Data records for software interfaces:
*** Begin section ***
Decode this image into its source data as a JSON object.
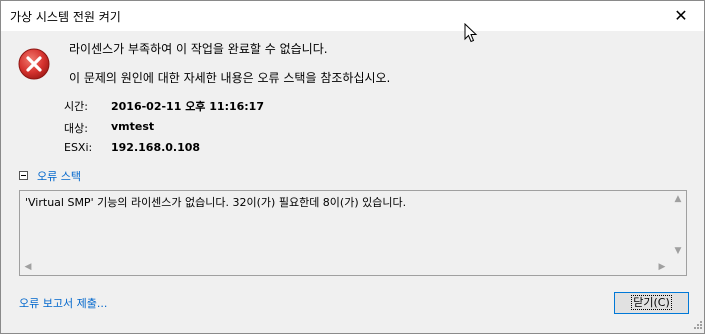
{
  "window": {
    "title": "가상 시스템 전원 켜기",
    "close_glyph": "✕"
  },
  "message": {
    "line1": "라이센스가 부족하여 이 작업을 완료할 수 없습니다.",
    "line2": "이 문제의 원인에 대한 자세한 내용은 오류 스택을 참조하십시오."
  },
  "details": [
    {
      "label": "시간:",
      "value": "2016-02-11 오후 11:16:17"
    },
    {
      "label": "대상:",
      "value": "vmtest"
    },
    {
      "label": "ESXi:",
      "value": "192.168.0.108"
    }
  ],
  "error_stack": {
    "label": "오류 스택",
    "text": "'Virtual SMP' 기능의 라이센스가 없습니다. 32이(가) 필요한데 8이(가) 있습니다."
  },
  "footer": {
    "report_link": "오류 보고서 제출...",
    "close_label": "닫기(C)"
  },
  "icons": {
    "error": "error-icon",
    "accent": "#0066cc",
    "error_red": "#d6332f"
  }
}
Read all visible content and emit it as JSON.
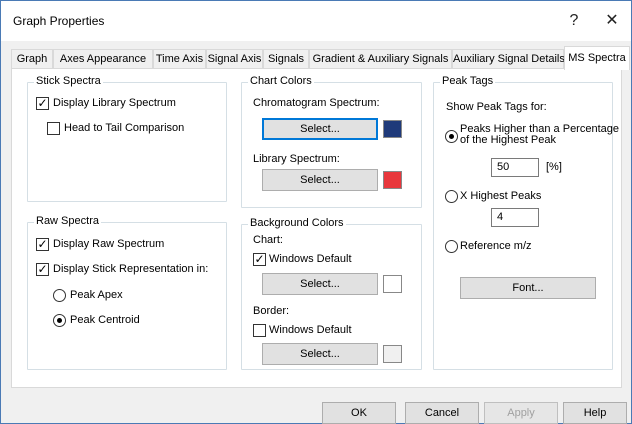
{
  "window": {
    "title": "Graph Properties",
    "help_glyph": "?",
    "close_glyph": "✕"
  },
  "tabs": [
    {
      "label": "Graph"
    },
    {
      "label": "Axes Appearance"
    },
    {
      "label": "Time Axis"
    },
    {
      "label": "Signal Axis"
    },
    {
      "label": "Signals"
    },
    {
      "label": "Gradient & Auxiliary Signals"
    },
    {
      "label": "Auxiliary Signal Details"
    },
    {
      "label": "MS Spectra"
    }
  ],
  "active_tab": "MS Spectra",
  "stick_spectra": {
    "title": "Stick Spectra",
    "display_library": {
      "label": "Display Library Spectrum",
      "checked": true
    },
    "head_to_tail": {
      "label": "Head to Tail Comparison",
      "checked": false
    }
  },
  "raw_spectra": {
    "title": "Raw Spectra",
    "display_raw": {
      "label": "Display Raw Spectrum",
      "checked": true
    },
    "display_stick": {
      "label": "Display Stick Representation in:",
      "checked": true
    },
    "peak_apex": {
      "label": "Peak Apex",
      "selected": false
    },
    "peak_centroid": {
      "label": "Peak Centroid",
      "selected": true
    }
  },
  "chart_colors": {
    "title": "Chart Colors",
    "chromatogram_label": "Chromatogram Spectrum:",
    "chromatogram_button": "Select...",
    "chromatogram_color": "#1f3a7a",
    "library_label": "Library Spectrum:",
    "library_button": "Select...",
    "library_color": "#e8373c"
  },
  "background_colors": {
    "title": "Background Colors",
    "chart_label": "Chart:",
    "chart_default": {
      "label": "Windows Default",
      "checked": true
    },
    "chart_button": "Select...",
    "chart_color": "#ffffff",
    "border_label": "Border:",
    "border_default": {
      "label": "Windows Default",
      "checked": false
    },
    "border_button": "Select...",
    "border_color": "#f0f0f0"
  },
  "peak_tags": {
    "title": "Peak Tags",
    "show_label": "Show Peak Tags for:",
    "percentage_option": {
      "label_line1": "Peaks Higher than a Percentage",
      "label_line2": "of the Highest Peak",
      "selected": true
    },
    "percentage_value": "50",
    "percentage_unit": "[%]",
    "x_highest": {
      "label": "X Highest Peaks",
      "selected": false
    },
    "x_highest_value": "4",
    "reference": {
      "label": "Reference m/z",
      "selected": false
    },
    "font_button": "Font..."
  },
  "footer": {
    "ok": "OK",
    "cancel": "Cancel",
    "apply": "Apply",
    "help": "Help"
  }
}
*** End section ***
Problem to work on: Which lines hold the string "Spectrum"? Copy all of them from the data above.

Answer box:
      "label": "Display Library Spectrum",
      "label": "Display Raw Spectrum",
    "chromatogram_label": "Chromatogram Spectrum:",
    "library_label": "Library Spectrum:",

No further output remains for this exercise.